Chicagoans have been stuck inside since November because of our infamous winters, but the forecast highs are finally reaching past 50 and the sun is setting past 7 p.m., which means it’s time to start getting back outside.
Living in Chicago has its advantages when it comes to outdoor activities: the Lake Michigan lakefront, the 606 trail, plenty of neighborhood parks, Lincoln Park Zoo, and just getting out there and exploring the city. But I crave more than just sneak peeks of nature: I need forests filled to the brim with trees, a dirt hiking trail underneath my feet, and the elimination of the sounds of sirens and car horns.
It can be tough to find secluded nature near Chicago, but I have been able to find a few places to retreat to when I need to get back to nature.
About a 20-minute drive north of Chicago is a little known secret, LaBagh Woods. The north branch of the Chicago River runs through it, and there are trails that you can walk to take in some fresh air.
What I love about LaBagh Woods is that it’s easy to get to, and while it is a forest preserve, it’s where nature meets urban, because of the cool graffiti that dons the bridge (which also proves to be an excellent photo op).
I usually set up a hammock by the river and relax to the sounds of the water. And, if you’re lucky, you’ll run into some wildlife. I ran into a deer there once while on a trail and got as close to five feet from it…city deer are not afraid!
Garfield Park Conservatory

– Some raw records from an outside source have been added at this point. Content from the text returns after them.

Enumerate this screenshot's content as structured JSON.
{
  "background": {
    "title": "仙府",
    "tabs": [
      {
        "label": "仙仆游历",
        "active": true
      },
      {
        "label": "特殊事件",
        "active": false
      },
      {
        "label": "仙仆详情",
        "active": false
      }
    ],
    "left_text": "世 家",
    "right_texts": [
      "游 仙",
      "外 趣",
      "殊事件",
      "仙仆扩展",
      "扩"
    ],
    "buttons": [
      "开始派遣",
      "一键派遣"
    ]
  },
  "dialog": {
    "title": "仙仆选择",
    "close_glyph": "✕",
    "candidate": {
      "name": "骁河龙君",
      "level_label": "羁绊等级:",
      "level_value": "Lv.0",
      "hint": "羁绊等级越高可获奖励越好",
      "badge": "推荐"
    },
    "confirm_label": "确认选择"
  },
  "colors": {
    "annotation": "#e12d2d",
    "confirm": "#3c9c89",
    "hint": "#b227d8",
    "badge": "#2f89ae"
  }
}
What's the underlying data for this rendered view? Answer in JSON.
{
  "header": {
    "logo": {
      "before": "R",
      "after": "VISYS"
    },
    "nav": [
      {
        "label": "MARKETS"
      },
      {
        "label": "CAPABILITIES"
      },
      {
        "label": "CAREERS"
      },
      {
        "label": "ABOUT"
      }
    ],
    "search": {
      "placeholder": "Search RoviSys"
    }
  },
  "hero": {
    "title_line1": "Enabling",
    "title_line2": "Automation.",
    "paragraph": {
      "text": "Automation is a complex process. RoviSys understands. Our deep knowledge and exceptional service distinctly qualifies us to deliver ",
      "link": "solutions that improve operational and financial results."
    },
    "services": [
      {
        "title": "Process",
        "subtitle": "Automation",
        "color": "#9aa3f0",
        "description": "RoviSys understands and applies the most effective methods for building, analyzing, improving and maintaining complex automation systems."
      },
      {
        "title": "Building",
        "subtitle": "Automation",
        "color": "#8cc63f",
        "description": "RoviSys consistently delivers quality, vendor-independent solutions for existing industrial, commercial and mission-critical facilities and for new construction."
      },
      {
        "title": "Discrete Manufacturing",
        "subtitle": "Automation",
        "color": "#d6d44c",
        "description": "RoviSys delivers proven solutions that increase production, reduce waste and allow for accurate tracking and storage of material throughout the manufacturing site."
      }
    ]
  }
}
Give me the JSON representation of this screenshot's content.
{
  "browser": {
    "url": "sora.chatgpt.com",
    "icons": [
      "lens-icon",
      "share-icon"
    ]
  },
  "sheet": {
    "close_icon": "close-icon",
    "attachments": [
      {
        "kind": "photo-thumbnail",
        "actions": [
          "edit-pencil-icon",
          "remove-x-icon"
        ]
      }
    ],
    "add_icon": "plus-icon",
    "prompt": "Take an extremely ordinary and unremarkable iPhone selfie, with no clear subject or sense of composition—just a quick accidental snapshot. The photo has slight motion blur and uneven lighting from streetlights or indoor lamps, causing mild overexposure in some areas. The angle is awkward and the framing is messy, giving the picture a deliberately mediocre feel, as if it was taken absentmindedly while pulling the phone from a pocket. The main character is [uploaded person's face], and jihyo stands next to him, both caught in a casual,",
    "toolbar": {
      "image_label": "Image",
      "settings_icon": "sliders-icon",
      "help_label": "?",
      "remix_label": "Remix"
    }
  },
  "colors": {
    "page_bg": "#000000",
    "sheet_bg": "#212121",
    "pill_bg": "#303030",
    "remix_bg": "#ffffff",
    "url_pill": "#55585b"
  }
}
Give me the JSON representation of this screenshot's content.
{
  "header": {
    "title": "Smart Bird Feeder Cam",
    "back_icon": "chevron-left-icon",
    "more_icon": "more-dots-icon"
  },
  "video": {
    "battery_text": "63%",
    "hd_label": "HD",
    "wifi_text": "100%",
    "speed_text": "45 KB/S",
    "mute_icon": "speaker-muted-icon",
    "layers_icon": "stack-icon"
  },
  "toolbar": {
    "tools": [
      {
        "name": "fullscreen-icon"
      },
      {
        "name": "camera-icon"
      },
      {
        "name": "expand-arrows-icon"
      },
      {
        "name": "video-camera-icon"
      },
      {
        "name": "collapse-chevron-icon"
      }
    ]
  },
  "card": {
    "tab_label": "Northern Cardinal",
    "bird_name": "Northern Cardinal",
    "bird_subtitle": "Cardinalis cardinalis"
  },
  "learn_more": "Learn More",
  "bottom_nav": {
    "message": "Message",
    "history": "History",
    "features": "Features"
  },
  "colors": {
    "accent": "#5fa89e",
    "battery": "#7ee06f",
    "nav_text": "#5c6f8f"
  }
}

For chillier days that don’t reach above 50 or for rainy days where you can’t stand to be inside of the house any longer, I love the Garfield Park Conservatory. Located in East Garfield Park, it is one of the largest botanical conservatories in the country. Inside a giant glass dome, you are removed from the concrete jungle and taken into an actual jungle.
Huge palm trees, lush ferns, indoor lagoons, leafy plants, and prickly cacti make up some of the over 2,000 plants that grow both inside and outside. You can practice meditation around the plants, or simply wander aimlessly through the different plant-themed rooms. It’s easy to get lost in the narrow, shadowed walkways of the conservatory, and it’s refreshing to be able to get up close and personal with nature, no matter what the weather is like outside.
Montrose Point Bird Sanctuary
You’ve probably heard or have been to Montrose Beach and its famous dog beach, but just southeast of the sandy beach itself is a bird sanctuary that truly is a sanctuary from the rest of the city. The entrance can be a bit hidden, but you can enter the sanctuary past where the dock ends into a densely wooded area.
The grass-lined trails lead you through the sanctuary that’s full of wildflowers and songbirds in the spring and summer, but it’s easy to get turned around because the trails break off frequently. However, I’ve found that getting lost in nature is never a bad thing.
This is a great secluded spot to get away from the beach goers and crowded families, and there’s even a little grassy peninsula you can get to so you can feel extra privacy.
Chicago River North Branch Kayaking
You can rent kayaks on the Chicago River downtown and take in the scenes of the Loop, but to get a more remote and natural taste of the Chicago River, head to Clark Park in Chicago’s Avondale neighborhood where you can rent single kayaks for $15 an hour or tandem kayaks for $20 an hour.
From Avondale, you’ll paddle north, into the more secluded and wooded parts of the Chicago River that pass through neighborhoods like North Center, Ravenswood Manor, and Albany Park. You’ll pass under bridges and get to experience rare nature in Chicago including wildlife like turtles, ducks, and even the occasional beaver.
Canoe and kayak rentals in Chicago are open May through October, and there are even special scheduled sunset trips!
Of course, if you crave expansive forests and hiking trails that run for miles, you’ll need to travel about an hour and a half to Starved Rock State Park. But for those days where you just need to reconnect with Mother Nature, these Chicago nature spots do the trick.